23 Hill Ave, Burleigh Heads.More from news02:37International architect Desmond Brooks selling luxury beach villa18 hours ago02:37Gold Coast property: Sovereign Islands mega mansion hits market with $16m price tag2 days ago Retired Ipswich orthopaedic surgeon Dr Ron Tilbury (pictured) and his wife Sandra and preparing to farewell the family’s holiday house.They bought the property, which currently comprises two self-contained, income-producing flats, in 1992.“It’s been the best beach holiday house for my family for more than 25 years,” Dr Tilbury said.“It’s been a happy house and we have loved having a base at Burleigh but the time is right now to downsize and let someone else enjoy the standout location.”Both units are separately metered for power and the property has redevelopment potential to three storeys. 23 Hill Ave, Burleigh is set to go to auction on April 7.THE Tilbury family have been holidaying in Burleigh Heads for almost 100 years.“My father used catch the train to Mudgeeraba and then a horse and dray to Burleigh,” Ron Tilbury said.The retired Ipswich orthopaedic surgeon and his wife Sandra are preparing to farewell the family’s holiday house at 23 Hill Ave. Burleigh Beach 1932 Picture: Supplied 23 Hill Ave, Burleigh Heads.
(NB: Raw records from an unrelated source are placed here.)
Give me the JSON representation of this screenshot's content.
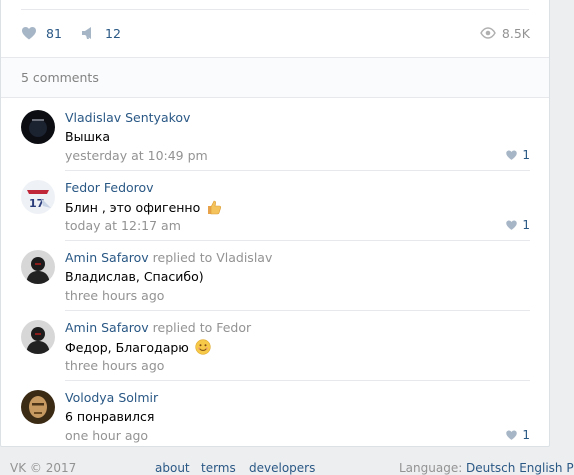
{
  "post_actions": {
    "likes": "81",
    "shares": "12",
    "views": "8.5K"
  },
  "comments_header": "5 comments",
  "comments": [
    {
      "author": "Vladislav Sentyakov",
      "reply_to": "",
      "text": "Вышка",
      "time": "yesterday at 10:49 pm",
      "likes": "1"
    },
    {
      "author": "Fedor Fedorov",
      "reply_to": "",
      "text": "Блин , это офигенно",
      "time": "today at 12:17 am",
      "likes": "1"
    },
    {
      "author": "Amin Safarov",
      "reply_to": "replied to Vladislav",
      "text": "Владислав, Спасибо)",
      "time": "three hours ago",
      "likes": ""
    },
    {
      "author": "Amin Safarov",
      "reply_to": "replied to Fedor",
      "text": "Федор, Благодарю",
      "time": "three hours ago",
      "likes": ""
    },
    {
      "author": "Volodya Solmir",
      "reply_to": "",
      "text": "6 понравился",
      "time": "one hour ago",
      "likes": "1"
    }
  ],
  "footer": {
    "copyright": "VK © 2017",
    "about": "about",
    "terms": "terms",
    "developers": "developers",
    "language_label": "Language:",
    "languages": "Deutsch English P"
  },
  "colors": {
    "link": "#2a5885",
    "muted": "#939393",
    "background": "#edeef0"
  }
}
Burleigh Beach in the 1930s. Picture: SuppliedRay White Mermaid Beach agent Troy Dowker is taking the property to auction on April 7. “A buyer could retain and use the existing residence or redevelop with luxury boutique apartments, villas or their desired home of choice,” he said.“The large land holding is very attractive to developers with the current zoning that could see three levels built above street level.”